■ **TASK ITEM**
The goal is to restate all of the records below word for word.

App and web page records:
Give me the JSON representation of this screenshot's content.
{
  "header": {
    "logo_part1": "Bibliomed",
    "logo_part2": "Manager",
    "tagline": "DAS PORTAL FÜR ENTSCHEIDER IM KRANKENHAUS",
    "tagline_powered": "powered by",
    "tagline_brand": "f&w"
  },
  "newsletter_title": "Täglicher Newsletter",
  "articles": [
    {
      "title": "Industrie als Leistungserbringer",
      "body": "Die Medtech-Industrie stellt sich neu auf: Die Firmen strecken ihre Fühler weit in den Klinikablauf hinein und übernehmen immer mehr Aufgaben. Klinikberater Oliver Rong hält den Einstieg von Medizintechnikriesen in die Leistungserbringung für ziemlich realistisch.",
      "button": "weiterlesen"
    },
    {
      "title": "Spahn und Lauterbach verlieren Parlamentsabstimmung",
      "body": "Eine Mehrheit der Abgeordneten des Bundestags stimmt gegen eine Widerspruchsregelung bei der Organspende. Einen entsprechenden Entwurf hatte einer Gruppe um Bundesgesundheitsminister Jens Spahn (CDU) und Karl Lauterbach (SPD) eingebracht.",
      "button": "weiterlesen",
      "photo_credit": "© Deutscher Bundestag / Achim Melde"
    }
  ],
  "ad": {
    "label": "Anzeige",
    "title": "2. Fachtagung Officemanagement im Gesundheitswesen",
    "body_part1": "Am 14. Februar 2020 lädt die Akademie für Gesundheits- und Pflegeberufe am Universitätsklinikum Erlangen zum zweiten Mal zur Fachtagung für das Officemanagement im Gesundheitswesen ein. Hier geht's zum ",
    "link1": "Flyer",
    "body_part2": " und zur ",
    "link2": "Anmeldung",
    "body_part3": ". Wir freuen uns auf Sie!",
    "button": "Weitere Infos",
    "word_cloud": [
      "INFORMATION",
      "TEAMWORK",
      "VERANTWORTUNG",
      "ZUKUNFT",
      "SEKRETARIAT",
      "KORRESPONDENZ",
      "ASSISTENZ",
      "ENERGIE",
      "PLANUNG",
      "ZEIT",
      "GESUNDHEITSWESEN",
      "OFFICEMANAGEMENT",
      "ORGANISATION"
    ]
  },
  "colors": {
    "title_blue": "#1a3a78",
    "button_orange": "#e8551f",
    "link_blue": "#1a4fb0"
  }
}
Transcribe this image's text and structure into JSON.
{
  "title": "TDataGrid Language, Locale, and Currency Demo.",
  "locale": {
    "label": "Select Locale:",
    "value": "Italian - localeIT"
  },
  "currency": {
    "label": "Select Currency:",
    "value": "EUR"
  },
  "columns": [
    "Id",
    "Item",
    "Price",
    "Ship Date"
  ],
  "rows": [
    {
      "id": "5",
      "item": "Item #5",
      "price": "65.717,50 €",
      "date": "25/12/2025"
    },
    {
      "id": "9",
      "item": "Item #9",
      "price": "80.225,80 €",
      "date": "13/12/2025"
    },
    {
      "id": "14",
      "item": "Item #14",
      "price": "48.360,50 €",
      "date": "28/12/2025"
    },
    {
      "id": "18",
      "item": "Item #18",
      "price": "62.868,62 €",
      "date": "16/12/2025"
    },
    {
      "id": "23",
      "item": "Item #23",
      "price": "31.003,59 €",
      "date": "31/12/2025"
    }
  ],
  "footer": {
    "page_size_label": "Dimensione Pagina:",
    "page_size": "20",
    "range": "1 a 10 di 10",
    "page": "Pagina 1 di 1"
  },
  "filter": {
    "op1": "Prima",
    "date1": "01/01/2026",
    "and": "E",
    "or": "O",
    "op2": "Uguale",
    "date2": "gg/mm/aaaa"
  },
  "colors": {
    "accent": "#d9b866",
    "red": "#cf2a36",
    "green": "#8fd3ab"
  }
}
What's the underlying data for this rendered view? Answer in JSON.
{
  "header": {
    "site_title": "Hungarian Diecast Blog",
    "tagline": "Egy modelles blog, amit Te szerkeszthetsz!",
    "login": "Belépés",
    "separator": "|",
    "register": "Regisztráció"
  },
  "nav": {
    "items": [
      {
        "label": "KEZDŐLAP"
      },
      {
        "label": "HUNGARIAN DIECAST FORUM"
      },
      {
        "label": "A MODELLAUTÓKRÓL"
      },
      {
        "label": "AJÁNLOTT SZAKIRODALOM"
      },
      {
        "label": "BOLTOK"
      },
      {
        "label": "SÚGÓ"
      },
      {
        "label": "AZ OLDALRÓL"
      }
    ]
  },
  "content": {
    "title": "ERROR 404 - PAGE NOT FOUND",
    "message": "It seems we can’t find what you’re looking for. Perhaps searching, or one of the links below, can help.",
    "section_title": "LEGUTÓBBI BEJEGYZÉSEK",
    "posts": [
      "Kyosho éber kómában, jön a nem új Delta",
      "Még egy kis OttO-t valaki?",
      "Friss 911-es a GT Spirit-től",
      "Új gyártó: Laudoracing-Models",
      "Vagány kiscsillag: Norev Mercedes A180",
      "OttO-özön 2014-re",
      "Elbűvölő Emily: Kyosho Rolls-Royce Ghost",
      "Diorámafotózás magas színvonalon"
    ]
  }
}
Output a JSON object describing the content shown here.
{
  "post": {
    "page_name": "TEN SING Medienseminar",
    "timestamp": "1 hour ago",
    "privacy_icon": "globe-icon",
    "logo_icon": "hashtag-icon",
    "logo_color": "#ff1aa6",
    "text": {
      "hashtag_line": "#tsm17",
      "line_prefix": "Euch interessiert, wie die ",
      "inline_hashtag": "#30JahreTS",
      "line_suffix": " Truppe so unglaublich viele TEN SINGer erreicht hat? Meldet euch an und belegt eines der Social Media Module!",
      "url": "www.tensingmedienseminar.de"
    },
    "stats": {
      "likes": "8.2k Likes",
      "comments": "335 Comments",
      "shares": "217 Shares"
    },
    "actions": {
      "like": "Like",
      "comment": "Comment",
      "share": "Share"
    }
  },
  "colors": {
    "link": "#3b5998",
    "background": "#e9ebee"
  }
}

■ **OUTPUT BELOW**
Give me the JSON representation of this screenshot's content.
{
  "header": {
    "logo_part1": "Bibliomed",
    "logo_part2": "Manager",
    "tagline": "DAS PORTAL FÜR ENTSCHEIDER IM KRANKENHAUS",
    "tagline_powered": "powered by",
    "tagline_brand": "f&w"
  },
  "newsletter_title": "Täglicher Newsletter",
  "articles": [
    {
      "title": "Industrie als Leistungserbringer",
      "body": "Die Medtech-Industrie stellt sich neu auf: Die Firmen strecken ihre Fühler weit in den Klinikablauf hinein und übernehmen immer mehr Aufgaben. Klinikberater Oliver Rong hält den Einstieg von Medizintechnikriesen in die Leistungserbringung für ziemlich realistisch.",
      "button": "weiterlesen"
    },
    {
      "title": "Spahn und Lauterbach verlieren Parlamentsabstimmung",
      "body": "Eine Mehrheit der Abgeordneten des Bundestags stimmt gegen eine Widerspruchsregelung bei der Organspende. Einen entsprechenden Entwurf hatte einer Gruppe um Bundesgesundheitsminister Jens Spahn (CDU) und Karl Lauterbach (SPD) eingebracht.",
      "button": "weiterlesen",
      "photo_credit": "© Deutscher Bundestag / Achim Melde"
    }
  ],
  "ad": {
    "label": "Anzeige",
    "title": "2. Fachtagung Officemanagement im Gesundheitswesen",
    "body_part1": "Am 14. Februar 2020 lädt die Akademie für Gesundheits- und Pflegeberufe am Universitätsklinikum Erlangen zum zweiten Mal zur Fachtagung für das Officemanagement im Gesundheitswesen ein. Hier geht's zum ",
    "link1": "Flyer",
    "body_part2": " und zur ",
    "link2": "Anmeldung",
    "body_part3": ". Wir freuen uns auf Sie!",
    "button": "Weitere Infos",
    "word_cloud": [
      "INFORMATION",
      "TEAMWORK",
      "VERANTWORTUNG",
      "ZUKUNFT",
      "SEKRETARIAT",
      "KORRESPONDENZ",
      "ASSISTENZ",
      "ENERGIE",
      "PLANUNG",
      "ZEIT",
      "GESUNDHEITSWESEN",
      "OFFICEMANAGEMENT",
      "ORGANISATION"
    ]
  },
  "colors": {
    "title_blue": "#1a3a78",
    "button_orange": "#e8551f",
    "link_blue": "#1a4fb0"
  }
}
Transcribe this image's text and structure into JSON.
{
  "title": "TDataGrid Language, Locale, and Currency Demo.",
  "locale": {
    "label": "Select Locale:",
    "value": "Italian - localeIT"
  },
  "currency": {
    "label": "Select Currency:",
    "value": "EUR"
  },
  "columns": [
    "Id",
    "Item",
    "Price",
    "Ship Date"
  ],
  "rows": [
    {
      "id": "5",
      "item": "Item #5",
      "price": "65.717,50 €",
      "date": "25/12/2025"
    },
    {
      "id": "9",
      "item": "Item #9",
      "price": "80.225,80 €",
      "date": "13/12/2025"
    },
    {
      "id": "14",
      "item": "Item #14",
      "price": "48.360,50 €",
      "date": "28/12/2025"
    },
    {
      "id": "18",
      "item": "Item #18",
      "price": "62.868,62 €",
      "date": "16/12/2025"
    },
    {
      "id": "23",
      "item": "Item #23",
      "price": "31.003,59 €",
      "date": "31/12/2025"
    }
  ],
  "footer": {
    "page_size_label": "Dimensione Pagina:",
    "page_size": "20",
    "range": "1 a 10 di 10",
    "page": "Pagina 1 di 1"
  },
  "filter": {
    "op1": "Prima",
    "date1": "01/01/2026",
    "and": "E",
    "or": "O",
    "op2": "Uguale",
    "date2": "gg/mm/aaaa"
  },
  "colors": {
    "accent": "#d9b866",
    "red": "#cf2a36",
    "green": "#8fd3ab"
  }
}
What's the underlying data for this rendered view? Answer in JSON.
{
  "header": {
    "site_title": "Hungarian Diecast Blog",
    "tagline": "Egy modelles blog, amit Te szerkeszthetsz!",
    "login": "Belépés",
    "separator": "|",
    "register": "Regisztráció"
  },
  "nav": {
    "items": [
      {
        "label": "KEZDŐLAP"
      },
      {
        "label": "HUNGARIAN DIECAST FORUM"
      },
      {
        "label": "A MODELLAUTÓKRÓL"
      },
      {
        "label": "AJÁNLOTT SZAKIRODALOM"
      },
      {
        "label": "BOLTOK"
      },
      {
        "label": "SÚGÓ"
      },
      {
        "label": "AZ OLDALRÓL"
      }
    ]
  },
  "content": {
    "title": "ERROR 404 - PAGE NOT FOUND",
    "message": "It seems we can’t find what you’re looking for. Perhaps searching, or one of the links below, can help.",
    "section_title": "LEGUTÓBBI BEJEGYZÉSEK",
    "posts": [
      "Kyosho éber kómában, jön a nem új Delta",
      "Még egy kis OttO-t valaki?",
      "Friss 911-es a GT Spirit-től",
      "Új gyártó: Laudoracing-Models",
      "Vagány kiscsillag: Norev Mercedes A180",
      "OttO-özön 2014-re",
      "Elbűvölő Emily: Kyosho Rolls-Royce Ghost",
      "Diorámafotózás magas színvonalon"
    ]
  }
}
Output a JSON object describing the content shown here.
{
  "post": {
    "page_name": "TEN SING Medienseminar",
    "timestamp": "1 hour ago",
    "privacy_icon": "globe-icon",
    "logo_icon": "hashtag-icon",
    "logo_color": "#ff1aa6",
    "text": {
      "hashtag_line": "#tsm17",
      "line_prefix": "Euch interessiert, wie die ",
      "inline_hashtag": "#30JahreTS",
      "line_suffix": " Truppe so unglaublich viele TEN SINGer erreicht hat? Meldet euch an und belegt eines der Social Media Module!",
      "url": "www.tensingmedienseminar.de"
    },
    "stats": {
      "likes": "8.2k Likes",
      "comments": "335 Comments",
      "shares": "217 Shares"
    },
    "actions": {
      "like": "Like",
      "comment": "Comment",
      "share": "Share"
    }
  },
  "colors": {
    "link": "#3b5998",
    "background": "#e9ebee"
  }
}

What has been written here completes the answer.